“I went out trying to win the tournament,” said Westwood, whose closing four-under-par 68 was matched by Fitzpatrick, who beat him by a shot. “That was the best and the simplest thing to try and do. There’s so many sort of permutations on a day like today. It can all get too confusing if you let it. You might as well just go out there and shoot as low a score as you can on each individual hole. I figured I needed to finish 15 under to win the tournament. {He was right; that was Fitzpatrick’s total.] Not really any thoughts of the Race to Dubai until I got into the scoring tent afterwards and looked at it all and realised I’d still got a chance.”

Fitzpatrick was understandably upbeat, too. “The start I got off to, four birdies in the first four, five under through seven, it’s a dream start. Fortunately I managed to pull away from that and really sort of create some distance. It was just obviously a bit of a grind on the back nine. For me it was just about finishing one hole at a time and just getting through it. I managed to do that and finished well.”

A tournament which ended up being about two Yorkshiremen began, at least on one level, as being about two Americans: Patrick Reed and Collin Morikawa. They turned up at the Earth Course with Reed leading the Race to Dubai and Morikawa third, thereby making a sandwich of Tommy Fleetwood, who finished the week with a score of 281, the same as Morikawa and eight adrift of Fitzpatrick.

Reed and Morikawa were each attempting to become the first American to be the leading money-winner in Europe. In Morikawa’s case, this seemed rather incongruous. He had only been to Europe twice in his life, and of course Dubai itself isn’t in Europe. In fact, Morikawa had never previously played a European Tour event (his only outing outside the PGA Tour was for the 2019 Dunlop Phoenix in Japan), primarily owing his lofty status to having won the USPGA Championship in August. All the majors count towards the Race to Dubai but had Morikawa collected the whole caboodle that would, in my view, have been something of a farce – sort of the opposite of the lottery mantra about having to be in it to win it; he would have won it despite basically not being in it. I think Keith Pelley and the guys at the European Tour need to look at this.

Reed, on the other hand, is a comparative regular. This was his third Euro Tour start of the year, after Saudi Arabia and the BMW PGA Championship at Wentworth. He led after two rounds and was in the thick of things as the fourth round drew to a close. If he had finished on 14 under, tied with Westwood, he would have been top dog. He was 13 under with three holes to play, whereupon he bogeyed both the 16th and 17th. His third chip-in of the day for eagle at the last was neat showing off but not good enough for the big prize.

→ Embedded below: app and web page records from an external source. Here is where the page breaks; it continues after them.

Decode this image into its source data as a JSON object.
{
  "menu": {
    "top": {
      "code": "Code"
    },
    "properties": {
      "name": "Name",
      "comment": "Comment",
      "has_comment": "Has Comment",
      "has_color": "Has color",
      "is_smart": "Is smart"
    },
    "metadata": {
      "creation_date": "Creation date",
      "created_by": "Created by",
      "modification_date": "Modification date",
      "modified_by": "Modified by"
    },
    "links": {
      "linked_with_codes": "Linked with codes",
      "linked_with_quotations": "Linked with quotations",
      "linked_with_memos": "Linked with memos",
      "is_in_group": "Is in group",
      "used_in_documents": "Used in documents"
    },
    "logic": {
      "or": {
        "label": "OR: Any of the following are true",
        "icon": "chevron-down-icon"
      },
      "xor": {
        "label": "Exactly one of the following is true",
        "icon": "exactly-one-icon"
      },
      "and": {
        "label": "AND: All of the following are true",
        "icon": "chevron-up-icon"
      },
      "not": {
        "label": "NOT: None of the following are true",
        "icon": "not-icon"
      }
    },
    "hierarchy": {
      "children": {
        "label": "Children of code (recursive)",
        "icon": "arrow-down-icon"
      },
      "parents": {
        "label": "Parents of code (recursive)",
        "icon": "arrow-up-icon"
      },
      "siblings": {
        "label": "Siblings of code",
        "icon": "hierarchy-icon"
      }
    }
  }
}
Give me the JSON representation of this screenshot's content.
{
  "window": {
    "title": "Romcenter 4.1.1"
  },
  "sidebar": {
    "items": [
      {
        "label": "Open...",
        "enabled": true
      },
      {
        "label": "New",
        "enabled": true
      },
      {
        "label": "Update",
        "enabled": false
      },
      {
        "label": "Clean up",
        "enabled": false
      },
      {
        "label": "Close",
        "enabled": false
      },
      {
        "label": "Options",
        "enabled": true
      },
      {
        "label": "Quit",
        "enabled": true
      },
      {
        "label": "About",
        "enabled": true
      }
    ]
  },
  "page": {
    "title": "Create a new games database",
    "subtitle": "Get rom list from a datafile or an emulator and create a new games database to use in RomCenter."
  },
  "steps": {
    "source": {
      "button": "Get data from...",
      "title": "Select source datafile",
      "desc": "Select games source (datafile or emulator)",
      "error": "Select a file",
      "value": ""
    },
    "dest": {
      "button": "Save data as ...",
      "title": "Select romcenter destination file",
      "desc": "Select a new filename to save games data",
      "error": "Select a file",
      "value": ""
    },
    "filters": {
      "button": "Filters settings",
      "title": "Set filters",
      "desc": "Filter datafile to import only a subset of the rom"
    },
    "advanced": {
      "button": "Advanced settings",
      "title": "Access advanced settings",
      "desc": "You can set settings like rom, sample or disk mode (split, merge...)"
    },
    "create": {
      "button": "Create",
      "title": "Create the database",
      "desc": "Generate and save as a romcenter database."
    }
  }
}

“The motivation’s never changed,” said Westwood. “I get to get up each day and do the job I love. I’ve always wanted to be a golfer and I don’t want it to end. I’m prepared to keep working hard and put myself in the line of fire and try to get into contention in tournaments. It’s where I’m most comfortable and what I love doing.”

Westwood made his Ryder Cup debut in 1997, playing with Nick Faldo four times in the course of contributing to Europe’s victory at Valderrama. He may be in the team again next September. If he is at Whistling Straits, he will match Faldo’s record of 11 European appearances. I’m sure he would love doing that, too.

You can follow me on Twitter @robrtgreen and also read my other blog at